N.J. record exec stricken with Parkinson's organizes benefit featuring Norah Jones
SADDLE RIVER — By his own admission, his ears are easily his best asset.
Born in Englewood in 1935, Bruce Lundvall gained an appreciation for jazz music early in life.
But his parents weren't thrilled, Lundvall says. "My dad wanted me to follow in his footsteps as a mechanical engineer."
Lundvall had other plans. By the time he was 10 years old, he was a collector of swing era discs, including those by vibraphonist, pianist and percussionist Lionel Hampton. Lundvall would even trade in soda bottles to buy records.
And it was a borrowed Bud Powell record that got a preteen Lundvall hooked on bebop. "After that, I started buying every bebop record you can imagine," he says. By 1950, the 15-year-old Lundvall grew more ambitious with his musical intake: He would ride Port Authority buses from Glen Ridge into New York to sneak into famed jazz clubs on West 52nd Street to hear legends "Dizzy" Gillespie and Charlie Parker.
"I used to tell my dad to take me to 52nd Street. ... He thought I was nuts," Lundvall says. Jazz was radical, especially to his father, who did not understand Lundvall's attraction to a music genre whose contributors were mostly African American.
The early exposure, however, would prove beneficial. It helped Lundvall build a music career as a record label executive that spanned nearly half a century and resulted in his signing such musicians as Willie Nelson, Herbie Hancock, Dexter Gordon, James Taylor, Peter Tosh, Wynton Marsalis, Dianne Reeves, Rachelle Ferrell, Joe Lovano and Norah Jones.
Some of these acts — including Reeves, Lovano and Jones — will headline a benefit concert Aug. 24 at Brighton Gardens of Saddle River Sunrise Senior Living Community, where Lundvall now lives. The 78-year-old moved there in April because of issues with Parkinson's disease; his wife, Kay, remains in their Wyckoff home.
Lundvall says he organized the event, which he named the Sunrise Senior Living Jazz Festival, because he wanted to bring jazz to the community. A portion of the proceeds from the event (the musicians all are donating their time) will go to the Michael J. Fox Foundation, an organization dedicated to finding a cure for Parkinson's.
As he tells it, Lundvall narrowly avoided pursuing a career in engineering, instead, earning a bachelor's degree in commerce and finance from Bucknell University. "When I was in high school, my dad didn't like the idea of me pursuing a career in music. He would say, 'You ought to be in a real business,'" Lundvall says. His father was also apprehensive of his son working closely with African-American musicians.
But as racial tensions eased and tolerance rose, his father relented.
On his first day of college, Lundvall met fellow student Michael Berniker, who would help him land his first position at Columbia Records and with whom he would later work with at EMI.
"I told them I'd work for nothing if they paid my bus fare into New York City," Lundvall says. He accepted a position in marketing, hopeful it would someday find him working closely with artists.

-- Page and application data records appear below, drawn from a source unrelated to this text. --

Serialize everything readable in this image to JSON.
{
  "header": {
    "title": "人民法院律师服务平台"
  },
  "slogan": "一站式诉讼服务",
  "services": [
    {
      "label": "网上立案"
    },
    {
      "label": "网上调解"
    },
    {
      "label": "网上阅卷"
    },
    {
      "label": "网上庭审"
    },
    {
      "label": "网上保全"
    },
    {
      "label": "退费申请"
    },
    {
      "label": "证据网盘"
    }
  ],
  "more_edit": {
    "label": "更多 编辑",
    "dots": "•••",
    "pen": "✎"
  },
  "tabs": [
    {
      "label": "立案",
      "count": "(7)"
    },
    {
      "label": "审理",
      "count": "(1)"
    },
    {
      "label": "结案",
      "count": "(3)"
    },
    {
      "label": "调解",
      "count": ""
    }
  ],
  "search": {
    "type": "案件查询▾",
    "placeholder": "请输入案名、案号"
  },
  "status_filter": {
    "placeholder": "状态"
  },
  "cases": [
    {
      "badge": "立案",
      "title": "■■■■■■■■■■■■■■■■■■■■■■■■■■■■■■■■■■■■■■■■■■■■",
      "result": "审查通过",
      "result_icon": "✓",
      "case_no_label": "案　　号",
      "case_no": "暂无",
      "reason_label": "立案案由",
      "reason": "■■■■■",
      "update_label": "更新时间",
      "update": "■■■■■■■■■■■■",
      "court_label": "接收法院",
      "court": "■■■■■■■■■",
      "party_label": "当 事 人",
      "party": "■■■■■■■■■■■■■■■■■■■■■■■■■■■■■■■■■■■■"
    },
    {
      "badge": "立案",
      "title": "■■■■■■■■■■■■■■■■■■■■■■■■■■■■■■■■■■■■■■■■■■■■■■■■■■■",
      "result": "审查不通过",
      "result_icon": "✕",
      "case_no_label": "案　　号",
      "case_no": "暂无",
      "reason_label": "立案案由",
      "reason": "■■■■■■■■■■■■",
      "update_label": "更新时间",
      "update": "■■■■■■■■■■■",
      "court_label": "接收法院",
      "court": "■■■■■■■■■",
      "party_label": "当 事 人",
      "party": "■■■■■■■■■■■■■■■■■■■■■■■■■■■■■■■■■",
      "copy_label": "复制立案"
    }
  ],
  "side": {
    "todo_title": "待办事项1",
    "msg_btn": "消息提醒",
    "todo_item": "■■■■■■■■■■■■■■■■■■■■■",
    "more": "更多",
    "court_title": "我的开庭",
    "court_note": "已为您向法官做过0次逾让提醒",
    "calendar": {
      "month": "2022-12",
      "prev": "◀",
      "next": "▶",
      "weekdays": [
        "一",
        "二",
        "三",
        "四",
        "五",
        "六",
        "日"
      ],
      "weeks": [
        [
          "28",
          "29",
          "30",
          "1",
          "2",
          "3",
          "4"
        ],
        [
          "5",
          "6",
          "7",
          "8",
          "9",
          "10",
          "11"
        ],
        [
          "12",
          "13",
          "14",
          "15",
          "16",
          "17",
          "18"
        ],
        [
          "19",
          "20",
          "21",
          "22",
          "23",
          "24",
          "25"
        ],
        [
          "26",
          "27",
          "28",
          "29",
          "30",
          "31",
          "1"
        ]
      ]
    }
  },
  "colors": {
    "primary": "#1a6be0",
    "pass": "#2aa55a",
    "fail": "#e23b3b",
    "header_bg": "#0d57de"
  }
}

Lundvall spent 21 years at Columbia Records, advancing from vice president of marketing (1969) to vice president and general manager of the label (1974) to president of the domestic division of CBS records (1976). As his titles changed, so too, did Columbia's jazz roster, which was at its peak under his tenure.

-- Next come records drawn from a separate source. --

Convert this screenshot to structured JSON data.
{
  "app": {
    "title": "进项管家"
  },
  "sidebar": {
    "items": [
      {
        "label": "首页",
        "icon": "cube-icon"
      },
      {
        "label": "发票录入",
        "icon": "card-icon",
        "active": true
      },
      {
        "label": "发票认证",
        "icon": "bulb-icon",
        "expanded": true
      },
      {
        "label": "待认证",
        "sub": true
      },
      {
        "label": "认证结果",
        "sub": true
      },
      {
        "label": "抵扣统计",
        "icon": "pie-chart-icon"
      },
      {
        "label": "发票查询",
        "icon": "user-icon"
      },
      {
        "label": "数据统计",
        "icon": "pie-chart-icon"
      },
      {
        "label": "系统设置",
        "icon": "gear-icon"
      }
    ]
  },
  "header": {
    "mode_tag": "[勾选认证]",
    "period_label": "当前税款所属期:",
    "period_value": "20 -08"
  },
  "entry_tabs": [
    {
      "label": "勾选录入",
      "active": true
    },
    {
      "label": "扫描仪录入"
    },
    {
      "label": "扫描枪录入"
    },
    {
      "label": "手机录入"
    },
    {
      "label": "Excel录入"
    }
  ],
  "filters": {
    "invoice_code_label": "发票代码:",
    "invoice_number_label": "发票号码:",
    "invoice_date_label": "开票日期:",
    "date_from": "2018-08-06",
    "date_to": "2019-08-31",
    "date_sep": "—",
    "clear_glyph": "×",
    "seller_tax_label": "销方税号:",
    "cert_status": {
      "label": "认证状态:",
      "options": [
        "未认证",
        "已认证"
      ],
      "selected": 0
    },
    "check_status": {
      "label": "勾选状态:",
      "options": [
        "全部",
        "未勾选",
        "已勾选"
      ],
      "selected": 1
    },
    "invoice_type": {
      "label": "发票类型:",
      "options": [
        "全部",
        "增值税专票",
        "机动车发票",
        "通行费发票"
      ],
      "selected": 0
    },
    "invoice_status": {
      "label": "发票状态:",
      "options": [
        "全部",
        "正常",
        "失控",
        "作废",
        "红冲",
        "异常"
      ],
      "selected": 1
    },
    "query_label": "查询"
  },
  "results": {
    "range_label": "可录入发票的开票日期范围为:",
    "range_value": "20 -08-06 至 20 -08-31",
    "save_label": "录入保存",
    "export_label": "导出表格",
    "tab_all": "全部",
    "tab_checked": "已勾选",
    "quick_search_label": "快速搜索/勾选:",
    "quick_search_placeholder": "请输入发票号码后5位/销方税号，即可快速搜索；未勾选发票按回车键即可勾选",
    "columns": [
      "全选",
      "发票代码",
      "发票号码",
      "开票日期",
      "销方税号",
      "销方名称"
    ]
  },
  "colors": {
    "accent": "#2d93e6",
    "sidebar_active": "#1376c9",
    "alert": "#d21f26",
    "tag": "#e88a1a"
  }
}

In 1979, Lundvall organized Havana Jam — the first jazz concert in two decades to be held in Cuba, featuring American artists.
Through the years, he also worked closely with Miles Davis, who he says once told him, "If you ever need help with your black artists, call me."
In 1982, he became president of the Elektra/Musician label and senior vice president of Elektra/Asylum. The move gained him the freedom to discover new talent.
By 1984, Lundvall had accepted an offer to revive the Blue Note jazz label for EMI and to create Mahattan, an East Coast-based pop music label. Lundvall signed Natalie Cole, Richard Marx and Robbie Neville to Manhattan. He re-established Blue Note as a credible jazz label, signing several of its early stars, including Dexter Gordon, Freddie Hubbard and Jimmy Smith.
One of his most memorable signings was that of Norah Jones, who, in her 2001 audition, sang Ella Fitzgerald's "Spring Can Really Hang You Up the Most."
"She was very shy," Lundvall recalled at Brighton Gardens last week. "I asked her why she picked that song. She said she loved it and she'd been playing it for a long time." Jones' 2002 album, "Come Away With Me," would earn her five Grammy awards, including Best New Artist, Album of the Year and Best Pop Vocal Album, as well as Record of the Year and Best Female Pop Vocal Performance for the single "Don't Know Why."
Lundvall's family, including his wife of 54 years and sons Erik, Tor and Kurt, will be with him at the concert. While he admits the music business is not "easy for a marriage," Lundvall remains close to Kay, who visits him weekly.
As he reflects on his many years in the record business, Lundvall says his life can be summed up in one word: music.
"Everything in my life is music. I have a one-track mind."